Work item:
Your answer should be the entries below, reproduced character for character.

Entries shown:
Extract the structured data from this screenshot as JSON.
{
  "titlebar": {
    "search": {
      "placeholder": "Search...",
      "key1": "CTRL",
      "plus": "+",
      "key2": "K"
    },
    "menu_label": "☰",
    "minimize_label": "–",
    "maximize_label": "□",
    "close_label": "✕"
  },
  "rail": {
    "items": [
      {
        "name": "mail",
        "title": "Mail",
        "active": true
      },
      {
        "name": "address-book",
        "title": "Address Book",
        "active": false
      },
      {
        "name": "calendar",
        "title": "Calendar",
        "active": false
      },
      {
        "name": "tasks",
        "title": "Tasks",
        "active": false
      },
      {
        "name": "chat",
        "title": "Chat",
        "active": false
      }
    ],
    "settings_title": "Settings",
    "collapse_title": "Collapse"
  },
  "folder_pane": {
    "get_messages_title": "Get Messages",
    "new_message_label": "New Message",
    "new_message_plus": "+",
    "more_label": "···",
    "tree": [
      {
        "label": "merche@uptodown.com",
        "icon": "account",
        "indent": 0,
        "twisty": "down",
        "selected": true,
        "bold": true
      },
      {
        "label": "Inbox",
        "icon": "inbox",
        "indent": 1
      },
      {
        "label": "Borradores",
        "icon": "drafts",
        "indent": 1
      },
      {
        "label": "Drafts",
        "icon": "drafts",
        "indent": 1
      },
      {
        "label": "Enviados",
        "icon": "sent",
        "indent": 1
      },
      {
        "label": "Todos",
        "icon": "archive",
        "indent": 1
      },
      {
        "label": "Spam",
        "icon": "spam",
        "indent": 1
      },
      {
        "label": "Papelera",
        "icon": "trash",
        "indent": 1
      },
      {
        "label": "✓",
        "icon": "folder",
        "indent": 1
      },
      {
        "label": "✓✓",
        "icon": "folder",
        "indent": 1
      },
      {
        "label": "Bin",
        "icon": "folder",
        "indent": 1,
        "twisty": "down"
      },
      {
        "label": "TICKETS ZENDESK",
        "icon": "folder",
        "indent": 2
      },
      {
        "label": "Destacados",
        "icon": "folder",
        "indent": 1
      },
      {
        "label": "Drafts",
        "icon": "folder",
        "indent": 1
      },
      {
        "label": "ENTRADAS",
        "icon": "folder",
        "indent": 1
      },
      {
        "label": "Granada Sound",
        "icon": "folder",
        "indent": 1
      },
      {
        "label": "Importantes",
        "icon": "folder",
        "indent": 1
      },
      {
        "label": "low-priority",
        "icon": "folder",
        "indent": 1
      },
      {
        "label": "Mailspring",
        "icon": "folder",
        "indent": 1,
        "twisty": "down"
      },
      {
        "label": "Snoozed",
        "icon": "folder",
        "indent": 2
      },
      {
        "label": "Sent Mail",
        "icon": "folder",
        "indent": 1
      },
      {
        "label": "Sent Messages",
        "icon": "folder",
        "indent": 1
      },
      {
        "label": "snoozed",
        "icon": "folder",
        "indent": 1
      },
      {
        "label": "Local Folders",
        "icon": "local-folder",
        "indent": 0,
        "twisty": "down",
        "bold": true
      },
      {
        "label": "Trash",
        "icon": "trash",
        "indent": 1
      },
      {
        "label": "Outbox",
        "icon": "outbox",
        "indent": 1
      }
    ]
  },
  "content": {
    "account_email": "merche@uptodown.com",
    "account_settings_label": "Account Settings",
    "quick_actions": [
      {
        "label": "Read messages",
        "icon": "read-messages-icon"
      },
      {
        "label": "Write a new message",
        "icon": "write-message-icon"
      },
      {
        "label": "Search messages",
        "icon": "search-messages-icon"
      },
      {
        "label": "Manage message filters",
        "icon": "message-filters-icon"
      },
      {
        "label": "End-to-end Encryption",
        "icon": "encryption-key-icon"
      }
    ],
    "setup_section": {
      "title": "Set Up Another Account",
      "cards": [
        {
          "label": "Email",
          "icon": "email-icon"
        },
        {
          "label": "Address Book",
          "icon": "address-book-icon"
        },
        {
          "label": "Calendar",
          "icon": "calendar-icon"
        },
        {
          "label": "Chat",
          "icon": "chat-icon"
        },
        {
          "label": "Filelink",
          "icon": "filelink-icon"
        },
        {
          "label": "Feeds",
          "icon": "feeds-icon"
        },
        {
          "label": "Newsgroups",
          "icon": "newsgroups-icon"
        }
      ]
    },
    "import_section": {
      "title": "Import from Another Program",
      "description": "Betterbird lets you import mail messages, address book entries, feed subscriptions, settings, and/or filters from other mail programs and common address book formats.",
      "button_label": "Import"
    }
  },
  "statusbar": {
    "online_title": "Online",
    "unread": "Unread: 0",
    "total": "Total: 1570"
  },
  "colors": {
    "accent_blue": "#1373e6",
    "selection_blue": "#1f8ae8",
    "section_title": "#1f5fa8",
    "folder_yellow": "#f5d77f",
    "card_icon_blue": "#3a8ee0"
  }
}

Exercise result:
Extract the structured data from this screenshot as JSON.
{
  "titlebar": {
    "search": {
      "placeholder": "Search...",
      "key1": "CTRL",
      "plus": "+",
      "key2": "K"
    },
    "menu_label": "☰",
    "minimize_label": "–",
    "maximize_label": "□",
    "close_label": "✕"
  },
  "rail": {
    "items": [
      {
        "name": "mail",
        "title": "Mail",
        "active": true
      },
      {
        "name": "address-book",
        "title": "Address Book",
        "active": false
      },
      {
        "name": "calendar",
        "title": "Calendar",
        "active": false
      },
      {
        "name": "tasks",
        "title": "Tasks",
        "active": false
      },
      {
        "name": "chat",
        "title": "Chat",
        "active": false
      }
    ],
    "settings_title": "Settings",
    "collapse_title": "Collapse"
  },
  "folder_pane": {
    "get_messages_title": "Get Messages",
    "new_message_label": "New Message",
    "new_message_plus": "+",
    "more_label": "···",
    "tree": [
      {
        "label": "merche@uptodown.com",
        "icon": "account",
        "indent": 0,
        "twisty": "down",
        "selected": true,
        "bold": true
      },
      {
        "label": "Inbox",
        "icon": "inbox",
        "indent": 1
      },
      {
        "label": "Borradores",
        "icon": "drafts",
        "indent": 1
      },
      {
        "label": "Drafts",
        "icon": "drafts",
        "indent": 1
      },
      {
        "label": "Enviados",
        "icon": "sent",
        "indent": 1
      },
      {
        "label": "Todos",
        "icon": "archive",
        "indent": 1
      },
      {
        "label": "Spam",
        "icon": "spam",
        "indent": 1
      },
      {
        "label": "Papelera",
        "icon": "trash",
        "indent": 1
      },
      {
        "label": "✓",
        "icon": "folder",
        "indent": 1
      },
      {
        "label": "✓✓",
        "icon": "folder",
        "indent": 1
      },
      {
        "label": "Bin",
        "icon": "folder",
        "indent": 1,
        "twisty": "down"
      },
      {
        "label": "TICKETS ZENDESK",
        "icon": "folder",
        "indent": 2
      },
      {
        "label": "Destacados",
        "icon": "folder",
        "indent": 1
      },
      {
        "label": "Drafts",
        "icon": "folder",
        "indent": 1
      },
      {
        "label": "ENTRADAS",
        "icon": "folder",
        "indent": 1
      },
      {
        "label": "Granada Sound",
        "icon": "folder",
        "indent": 1
      },
      {
        "label": "Importantes",
        "icon": "folder",
        "indent": 1
      },
      {
        "label": "low-priority",
        "icon": "folder",
        "indent": 1
      },
      {
        "label": "Mailspring",
        "icon": "folder",
        "indent": 1,
        "twisty": "down"
      },
      {
        "label": "Snoozed",
        "icon": "folder",
        "indent": 2
      },
      {
        "label": "Sent Mail",
        "icon": "folder",
        "indent": 1
      },
      {
        "label": "Sent Messages",
        "icon": "folder",
        "indent": 1
      },
      {
        "label": "snoozed",
        "icon": "folder",
        "indent": 1
      },
      {
        "label": "Local Folders",
        "icon": "local-folder",
        "indent": 0,
        "twisty": "down",
        "bold": true
      },
      {
        "label": "Trash",
        "icon": "trash",
        "indent": 1
      },
      {
        "label": "Outbox",
        "icon": "outbox",
        "indent": 1
      }
    ]
  },
  "content": {
    "account_email": "merche@uptodown.com",
    "account_settings_label": "Account Settings",
    "quick_actions": [
      {
        "label": "Read messages",
        "icon": "read-messages-icon"
      },
      {
        "label": "Write a new message",
        "icon": "write-message-icon"
      },
      {
        "label": "Search messages",
        "icon": "search-messages-icon"
      },
      {
        "label": "Manage message filters",
        "icon": "message-filters-icon"
      },
      {
        "label": "End-to-end Encryption",
        "icon": "encryption-key-icon"
      }
    ],
    "setup_section": {
      "title": "Set Up Another Account",
      "cards": [
        {
          "label": "Email",
          "icon": "email-icon"
        },
        {
          "label": "Address Book",
          "icon": "address-book-icon"
        },
        {
          "label": "Calendar",
          "icon": "calendar-icon"
        },
        {
          "label": "Chat",
          "icon": "chat-icon"
        },
        {
          "label": "Filelink",
          "icon": "filelink-icon"
        },
        {
          "label": "Feeds",
          "icon": "feeds-icon"
        },
        {
          "label": "Newsgroups",
          "icon": "newsgroups-icon"
        }
      ]
    },
    "import_section": {
      "title": "Import from Another Program",
      "description": "Betterbird lets you import mail messages, address book entries, feed subscriptions, settings, and/or filters from other mail programs and common address book formats.",
      "button_label": "Import"
    }
  },
  "statusbar": {
    "online_title": "Online",
    "unread": "Unread: 0",
    "total": "Total: 1570"
  },
  "colors": {
    "accent_blue": "#1373e6",
    "selection_blue": "#1f8ae8",
    "section_title": "#1f5fa8",
    "folder_yellow": "#f5d77f",
    "card_icon_blue": "#3a8ee0"
  }
}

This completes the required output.